For us, a feeling of a kind of indignation: “How dare you use symbols univocally??!” A kind of blasphemy. Enslaving a symbol.

This face is also very similar to Ahriman’s in Steiner’s representation. He is stuck outside of the center. Irritated. Confused.

Is it like the Essenes at the time of Christ? Dispelling the demons from their midst through their purity, but casting them out to the common people?

Or this strange ending to Revelation. All are welcome to come drink of the water of life. Yet outside the City are the liars, the whores, the murderers, the idolators, in eternal torment. Those who can’t or won’t drink from the waters of life. If those waters of life are a dense metal/stone configuration to you, then of course you cannot drink of them.

The four rivers of the New Jerusalem. Are they flowing from within out? Or without in? And where to? The four rivers were more clearly represented before, in the X form. Not so clear as a diamond.

Moses striking the rock with his rod, and the water flows out. The meeting of the “stone” image with the “water” image, and the rod.

Moses was not meant to do that. YHVH instructed him to speak to the rock, not strike it (Numbers 20). But Moses was frustrated with the Hebrews, and struck it out of his anger. He was punished for this. Not allowed to arrive in the Promised Land, only allowed to see it from a distance. Does this say something of the destiny of this individuality?

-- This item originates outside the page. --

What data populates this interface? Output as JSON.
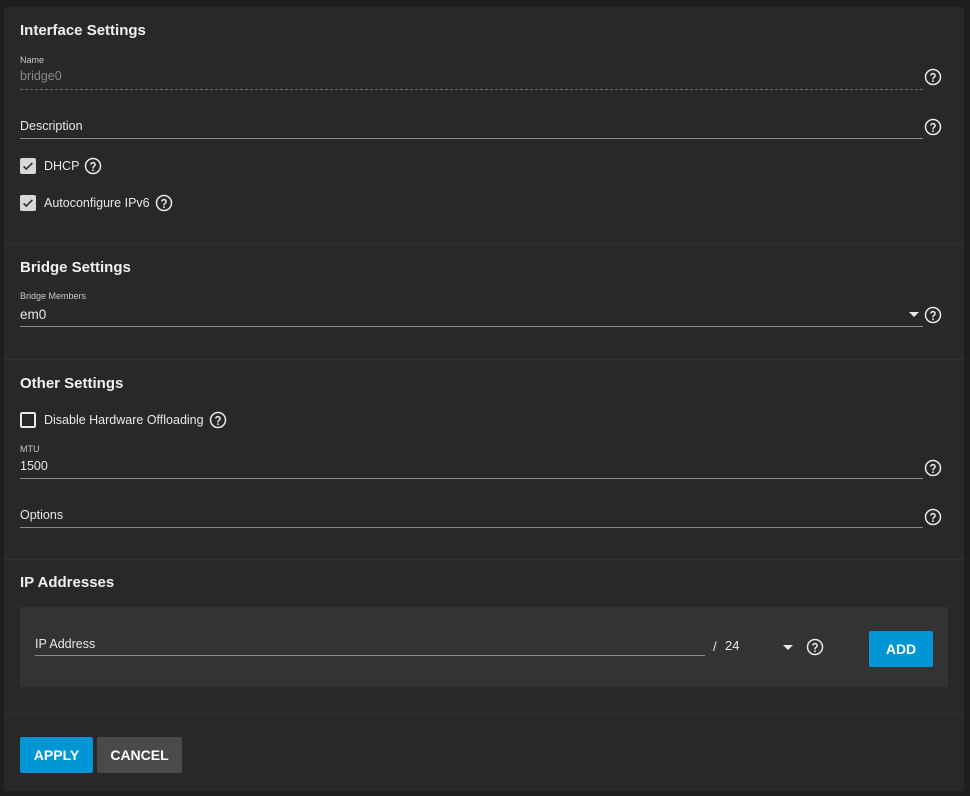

The Promised Land, this crystalline purity. And the Face—intense, in the background. The vibration of a high being. Ahriman is intense. Ahrimanic beings are those beings of any hierarchy that have remained at the stage they were in Old Sun. Are these Elohim, stuck at the archangelic stage they were on Old Sun?

If you frame the face with a Vesica Piscis shape, it is no longer so intense, doesn’t draw you in. It is a very different being.

Are the four rivers made of light? That then transform into water once they enter the sanctuary? And then flow out, becoming light again? Does it constantly vibrate between the two?

Darkness (at the moment of saying this word, our lit candle goes out)—is it annihilation, a great nothing? Or is it Silence, the water of life? The question from Faust, when he travels to the realm of the Mothers. There Mephistopheles says he finds nothing, a void. And Faust says that within this “nothing”, he will find his All.